§ **Task statement**
Look over the entries that follow. Report how many lines contain "response", with nothing else.

[Data items]
================================
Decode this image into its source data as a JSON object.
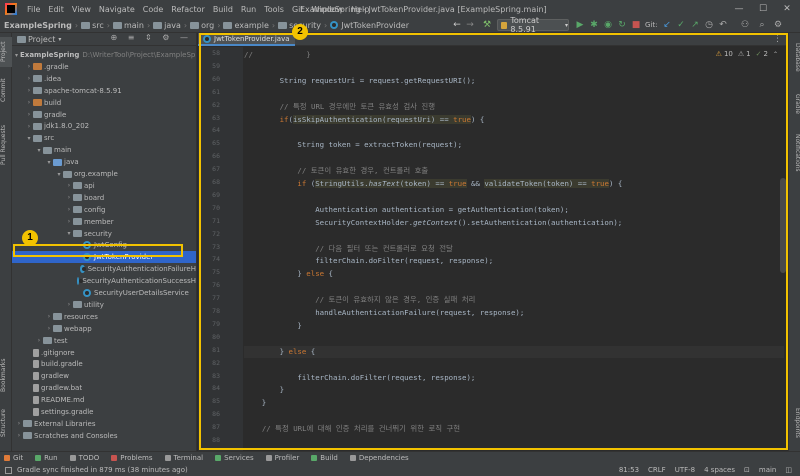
{
  "menubar": {
    "menus": [
      "File",
      "Edit",
      "View",
      "Navigate",
      "Code",
      "Refactor",
      "Build",
      "Run",
      "Tools",
      "Git",
      "Window",
      "Help"
    ],
    "window_title": "ExampleSpring - JwtTokenProvider.java [ExampleSpring.main]"
  },
  "breadcrumb": [
    "ExampleSpring",
    "src",
    "main",
    "java",
    "org",
    "example",
    "security",
    "JwtTokenProvider"
  ],
  "run_config": "Tomcat 8.5.91",
  "git_label": "Git:",
  "left_tabs": [
    "Project",
    "Commit",
    "Pull Requests",
    "Bookmarks",
    "Structure"
  ],
  "right_tabs": [
    "Database",
    "Gradle",
    "Notifications",
    "Endpoints"
  ],
  "project_panel": {
    "title": "Project",
    "tree": [
      {
        "label": "ExampleSpring",
        "path": "D:\\WriterTool\\Project\\ExampleSpring",
        "depth": 0,
        "arrow": "▾",
        "icon": "folder"
      },
      {
        "label": ".gradle",
        "depth": 1,
        "arrow": "›",
        "icon": "orange"
      },
      {
        "label": ".idea",
        "depth": 1,
        "arrow": "›",
        "icon": "folder"
      },
      {
        "label": "apache-tomcat-8.5.91",
        "depth": 1,
        "arrow": "›",
        "icon": "folder"
      },
      {
        "label": "build",
        "depth": 1,
        "arrow": "›",
        "icon": "orange"
      },
      {
        "label": "gradle",
        "depth": 1,
        "arrow": "›",
        "icon": "folder"
      },
      {
        "label": "jdk1.8.0_202",
        "depth": 1,
        "arrow": "›",
        "icon": "folder"
      },
      {
        "label": "src",
        "depth": 1,
        "arrow": "▾",
        "icon": "folder"
      },
      {
        "label": "main",
        "depth": 2,
        "arrow": "▾",
        "icon": "folder"
      },
      {
        "label": "java",
        "depth": 3,
        "arrow": "▾",
        "icon": "blue"
      },
      {
        "label": "org.example",
        "depth": 4,
        "arrow": "▾",
        "icon": "folder"
      },
      {
        "label": "api",
        "depth": 5,
        "arrow": "›",
        "icon": "folder"
      },
      {
        "label": "board",
        "depth": 5,
        "arrow": "›",
        "icon": "folder"
      },
      {
        "label": "config",
        "depth": 5,
        "arrow": "›",
        "icon": "folder"
      },
      {
        "label": "member",
        "depth": 5,
        "arrow": "›",
        "icon": "folder"
      },
      {
        "label": "security",
        "depth": 5,
        "arrow": "▾",
        "icon": "folder"
      },
      {
        "label": "JwtConfig",
        "depth": 6,
        "arrow": "",
        "icon": "class"
      },
      {
        "label": "JwtTokenProvider",
        "depth": 6,
        "arrow": "",
        "icon": "class",
        "selected": true
      },
      {
        "label": "SecurityAuthenticationFailureH",
        "depth": 6,
        "arrow": "",
        "icon": "class"
      },
      {
        "label": "SecurityAuthenticationSuccessH",
        "depth": 6,
        "arrow": "",
        "icon": "class"
      },
      {
        "label": "SecurityUserDetailsService",
        "depth": 6,
        "arrow": "",
        "icon": "class"
      },
      {
        "label": "utility",
        "depth": 5,
        "arrow": "›",
        "icon": "folder"
      },
      {
        "label": "resources",
        "depth": 3,
        "arrow": "›",
        "icon": "folder"
      },
      {
        "label": "webapp",
        "depth": 3,
        "arrow": "›",
        "icon": "folder"
      },
      {
        "label": "test",
        "depth": 2,
        "arrow": "›",
        "icon": "folder"
      },
      {
        "label": ".gitignore",
        "depth": 1,
        "arrow": "",
        "icon": "file"
      },
      {
        "label": "build.gradle",
        "depth": 1,
        "arrow": "",
        "icon": "file"
      },
      {
        "label": "gradlew",
        "depth": 1,
        "arrow": "",
        "icon": "file"
      },
      {
        "label": "gradlew.bat",
        "depth": 1,
        "arrow": "",
        "icon": "file"
      },
      {
        "label": "README.md",
        "depth": 1,
        "arrow": "",
        "icon": "file"
      },
      {
        "label": "settings.gradle",
        "depth": 1,
        "arrow": "",
        "icon": "file"
      },
      {
        "label": "External Libraries",
        "depth": 0,
        "arrow": "›",
        "icon": "folder"
      },
      {
        "label": "Scratches and Consoles",
        "depth": 0,
        "arrow": "›",
        "icon": "folder"
      }
    ]
  },
  "editor": {
    "tab": "JwtTokenProvider.java",
    "inspections": {
      "warnings": "10",
      "weak": "1",
      "typos": "2"
    },
    "lines": [
      {
        "n": "58",
        "html": "<span class=\"cm\">//            }</span>"
      },
      {
        "n": "59",
        "html": ""
      },
      {
        "n": "60",
        "html": "        String requestUri = request.getRequestURI();"
      },
      {
        "n": "61",
        "html": ""
      },
      {
        "n": "62",
        "html": "        <span class=\"cm\">// 특정 URL 경우에만 토큰 유효성 검사 진행</span>"
      },
      {
        "n": "63",
        "html": "        <span class=\"kw\">if</span>(<span class=\"hl\">isSkipAuthentication(requestUri) == <span class=\"kw\">true</span></span>) {"
      },
      {
        "n": "64",
        "html": ""
      },
      {
        "n": "65",
        "html": "            String token = extractToken(request);"
      },
      {
        "n": "66",
        "html": ""
      },
      {
        "n": "67",
        "html": "            <span class=\"cm\">// 토큰이 유효한 경우, 컨트롤러 호출</span>"
      },
      {
        "n": "68",
        "html": "            <span class=\"kw\">if</span> (<span class=\"hl\">StringUtils.<span class=\"it\">hasText</span>(token) == <span class=\"kw\">true</span></span> &amp;&amp; <span class=\"hl\">validateToken(token) == <span class=\"kw\">true</span></span>) {"
      },
      {
        "n": "69",
        "html": ""
      },
      {
        "n": "70",
        "html": "                Authentication authentication = getAuthentication(token);"
      },
      {
        "n": "71",
        "html": "                SecurityContextHolder.<span class=\"it\">getContext</span>().setAuthentication(authentication);"
      },
      {
        "n": "72",
        "html": ""
      },
      {
        "n": "73",
        "html": "                <span class=\"cm\">// 다음 필터 또는 컨트롤러로 요청 전달</span>"
      },
      {
        "n": "74",
        "html": "                filterChain.doFilter(request, response);"
      },
      {
        "n": "75",
        "html": "            } <span class=\"kw\">else</span> {"
      },
      {
        "n": "76",
        "html": ""
      },
      {
        "n": "77",
        "html": "                <span class=\"cm\">// 토큰이 유효하지 않은 경우, 인증 실패 처리</span>"
      },
      {
        "n": "78",
        "html": "                handleAuthenticationFailure(request, response);"
      },
      {
        "n": "79",
        "html": "            }"
      },
      {
        "n": "80",
        "html": ""
      },
      {
        "n": "81",
        "html": "        } <span class=\"kw\">else</span> {"
      },
      {
        "n": "82",
        "html": ""
      },
      {
        "n": "83",
        "html": "            filterChain.doFilter(request, response);"
      },
      {
        "n": "84",
        "html": "        }"
      },
      {
        "n": "85",
        "html": "    }"
      },
      {
        "n": "86",
        "html": ""
      },
      {
        "n": "87",
        "html": "    <span class=\"cm\">// 특정 URL에 대해 인증 처리를 건너뛰기 위한 로직 구현</span>"
      },
      {
        "n": "88",
        "html": ""
      }
    ]
  },
  "tool_tabs": [
    "Git",
    "Run",
    "TODO",
    "Problems",
    "Terminal",
    "Services",
    "Profiler",
    "Build",
    "Dependencies"
  ],
  "status": {
    "message": "Gradle sync finished in 879 ms (38 minutes ago)",
    "position": "81:53",
    "line_sep": "CRLF",
    "encoding": "UTF-8",
    "indent": "4 spaces",
    "branch": "main"
  },
  "annotations": [
    "1",
    "2"
  ],
  "colors": {
    "annotation": "#f2c200",
    "selection": "#2f65ca",
    "keyword": "#cc7832",
    "comment": "#808080"
  }
}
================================
§ **Answer for the task**
3